A 16 year old self-proclaimed track star was running the 400 meter sprint when he felt a pop at the bottom of his left buttock. He stopped running. He became mad. His mom became worried. He became your patient.

This has never happened to him before because he states that he always stretches – a lot. On exam he has full range of motion of his back, hips, knees and ankles. There is no neurological deficit and he has normal perfusion of the limb. He ambulates with a slight limp. There is minimal tenderness to palpation in the area of the ischial tuberosity. After a dose of ibuprofen you obtain the following X-Ray.

The patient's X-Ray that you ordered and are now interpreting

The patient’s X-Ray that you ordered and are now interpreting

The Diagnosis
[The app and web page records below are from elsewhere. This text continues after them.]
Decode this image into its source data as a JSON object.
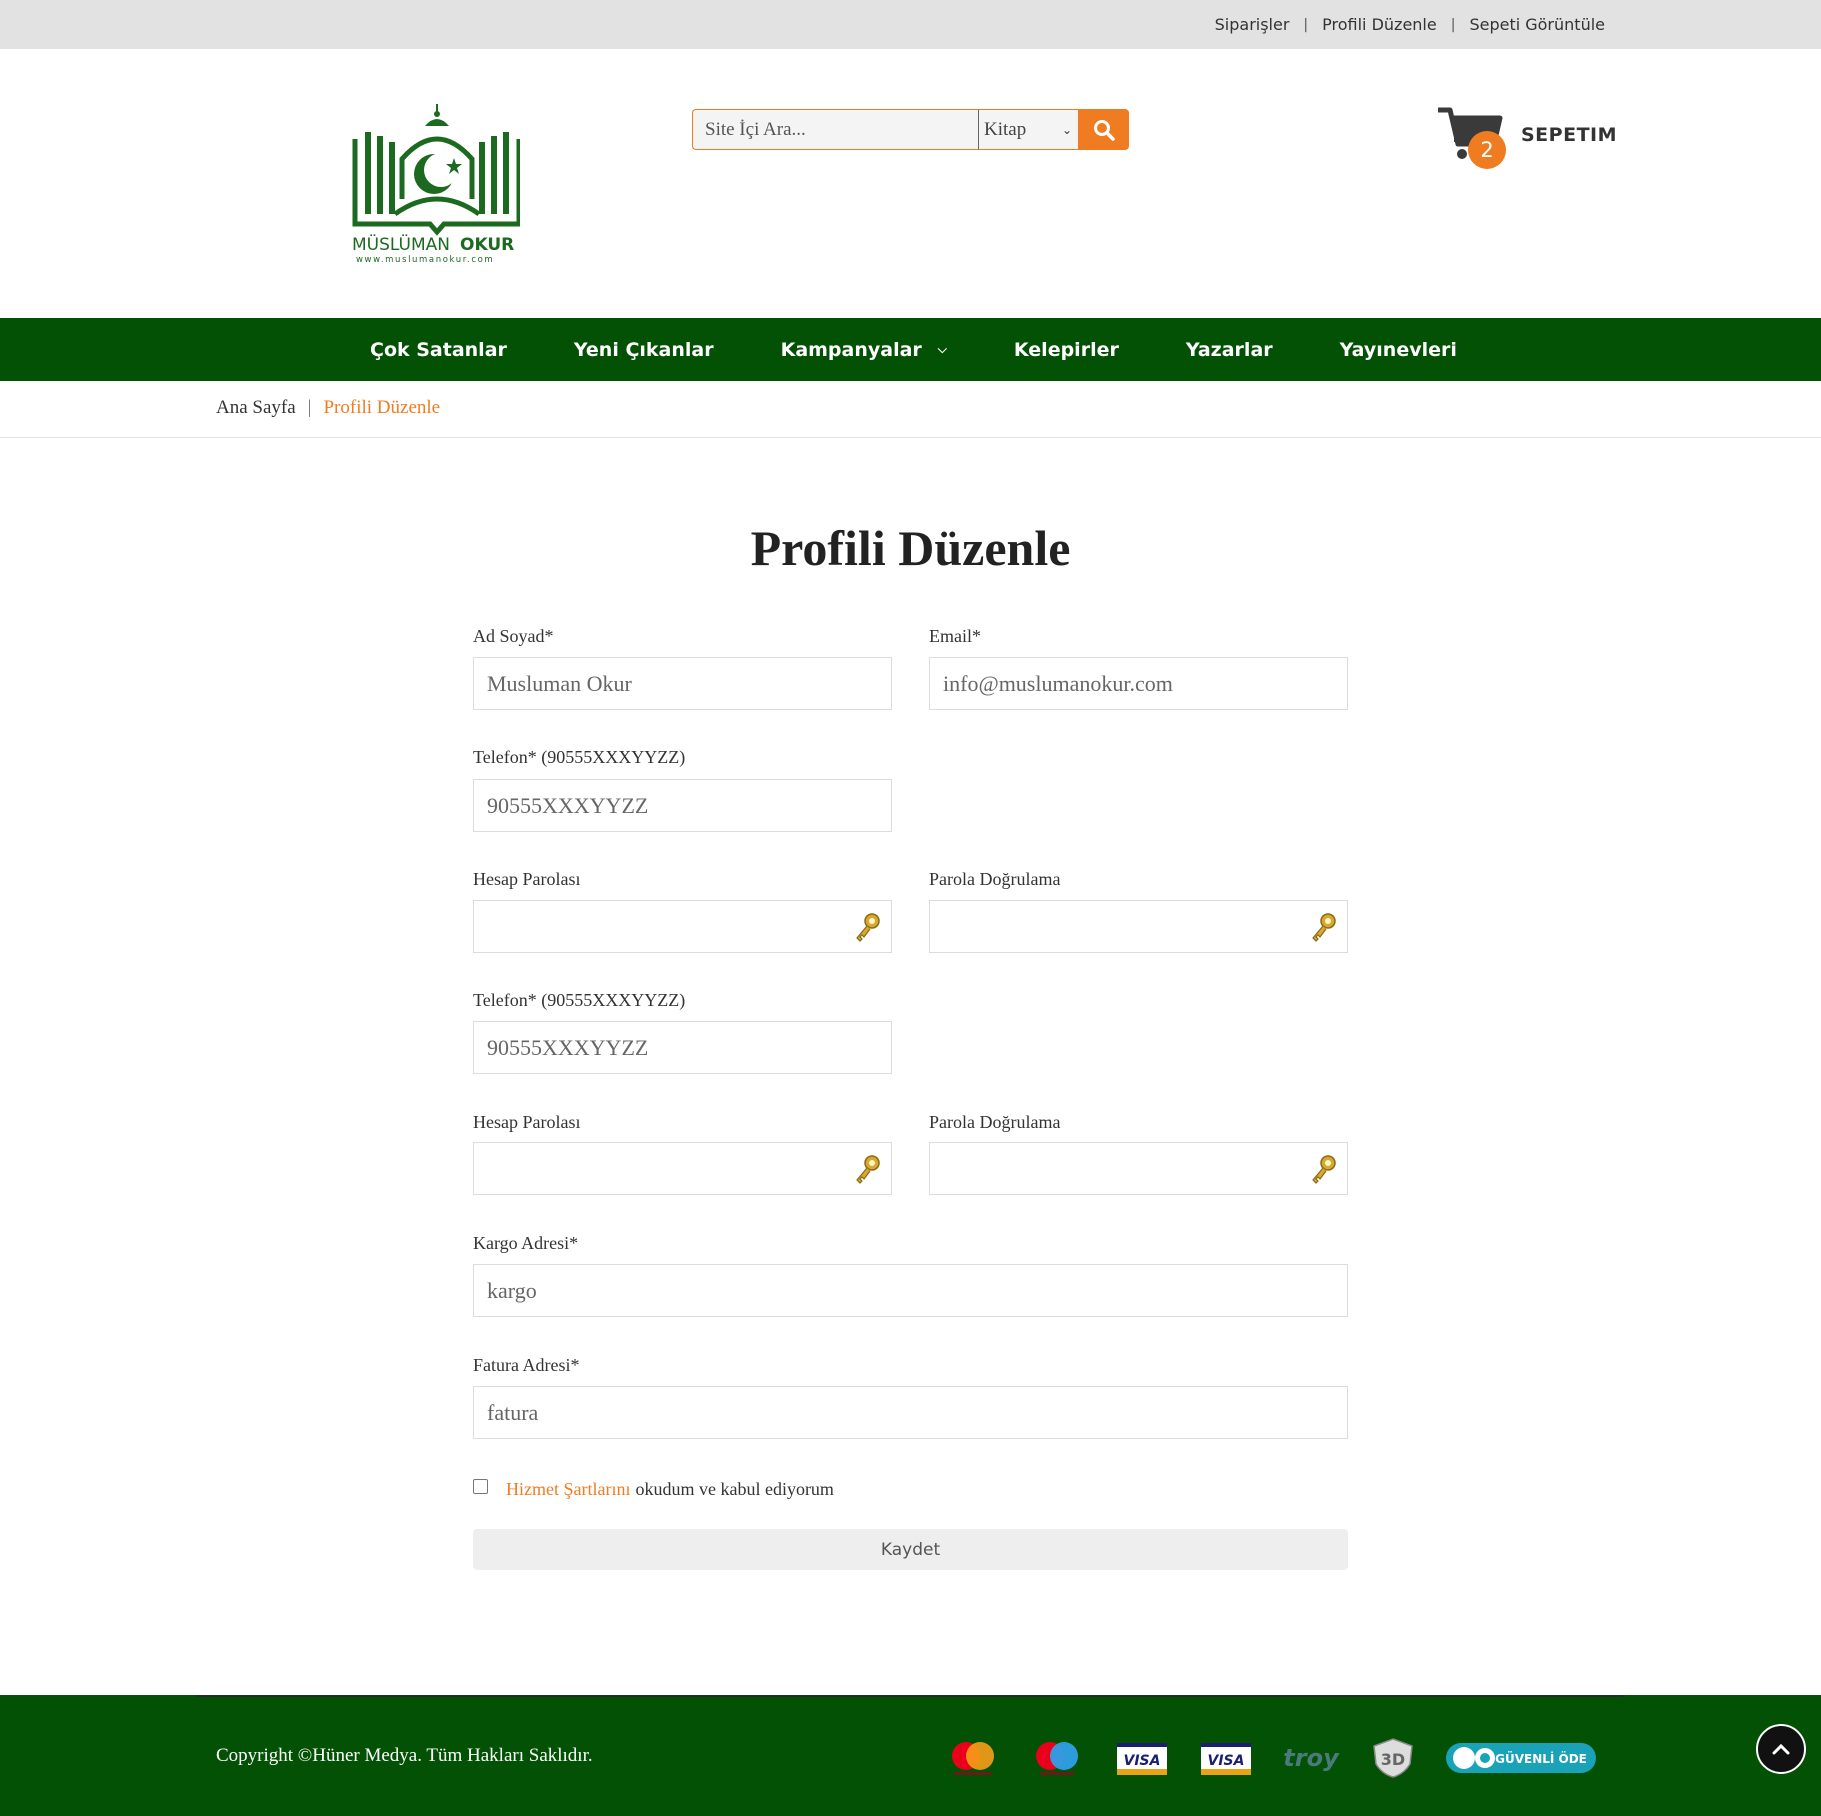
{
  "top_links": [
    "Siparişler",
    "Profili Düzenle",
    "Sepeti Görüntüle"
  ],
  "top_sep": "|",
  "logo": {
    "name_left": "MÜSLÜMAN",
    "name_right": "OKUR",
    "url": "www.muslumanokur.com"
  },
  "search": {
    "placeholder": "Site İçi Ara...",
    "category": "Kitap",
    "icon": "search-icon"
  },
  "cart": {
    "count": "2",
    "label": "SEPETIM",
    "icon": "cart-icon"
  },
  "nav": [
    "Çok Satanlar",
    "Yeni Çıkanlar",
    "Kampanyalar",
    "Kelepirler",
    "Yazarlar",
    "Yayınevleri"
  ],
  "breadcrumb": {
    "home": "Ana Sayfa",
    "sep": "|",
    "current": "Profili Düzenle"
  },
  "form": {
    "title": "Profili Düzenle",
    "name_label": "Ad Soyad*",
    "name_value": "Musluman Okur",
    "email_label": "Email*",
    "email_value": "info@muslumanokur.com",
    "phone_label": "Telefon* (90555XXXYYZZ)",
    "phone_value": "90555XXXYYZZ",
    "password_label": "Hesap Parolası",
    "password_confirm_label": "Parola Doğrulama",
    "phone2_label": "Telefon* (90555XXXYYZZ)",
    "phone2_value": "90555XXXYYZZ",
    "password2_label": "Hesap Parolası",
    "password2_confirm_label": "Parola Doğrulama",
    "shipping_label": "Kargo Adresi*",
    "shipping_value": "kargo",
    "billing_label": "Fatura Adresi*",
    "billing_value": "fatura",
    "terms_link": "Hizmet Şartlarını",
    "terms_text": "okudum ve kabul ediyorum",
    "save_label": "Kaydet"
  },
  "footer": {
    "copyright": "Copyright ©Hüner Medya. Tüm Hakları Saklıdır.",
    "payment_logos": [
      "mastercard",
      "maestro",
      "VISA",
      "VISA",
      "troy",
      "3D SECURE",
      "GO GÜVENLİ ÖDE"
    ],
    "go_label": "GÜVENLİ ÖDE",
    "secure_label": "3D"
  },
  "colors": {
    "accent": "#f07c22",
    "brand_green": "#035104",
    "topbar": "#e2e2e2"
  }
}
The X-Ray is diagnostic for an ischial apophysis avulsion injury. A what you ask? These types of avulsion injuries are sustained acutely, and this particular one mimics a “pulled” hamstring. They may be related to overuse, and chronic stress. Because the muscles are stronger that the apophyseal anchor in pubertal patients, the bone gives way at the point of hamstring insertion as opposed to the ligament or muscle. Patients often feel a “pop” and the pain is immediate, and exacerbated by movement.

These injuries occur mostly in the pelvis and lower extremities. The history is invariably similar regardless of which apophyseal insertion site is involved – with acute onset of pain and the feeling of a “pop” or “tear.” The following (really helpful) diagram details different muscle insertions and thus can help guide your exam.

Courtesy of learningradiology.com

Courtesy of learningradiology.com


Treatment is generally conservative with ice, anti-inflammatories and rest prescribed initially. Gradual return to activity is warranted with stretching and strengthening regimens often guided by team trainers, physical therapists or sports medicine physicians for competitive athletes. Surgery is rarely necessary, and orthopedic referral is only indicated for severe displacement or the patient who fails initial conservative management. Recovery can take several weeks, and premature return to sports can risk re-injury. When in doubt, sit ’em out.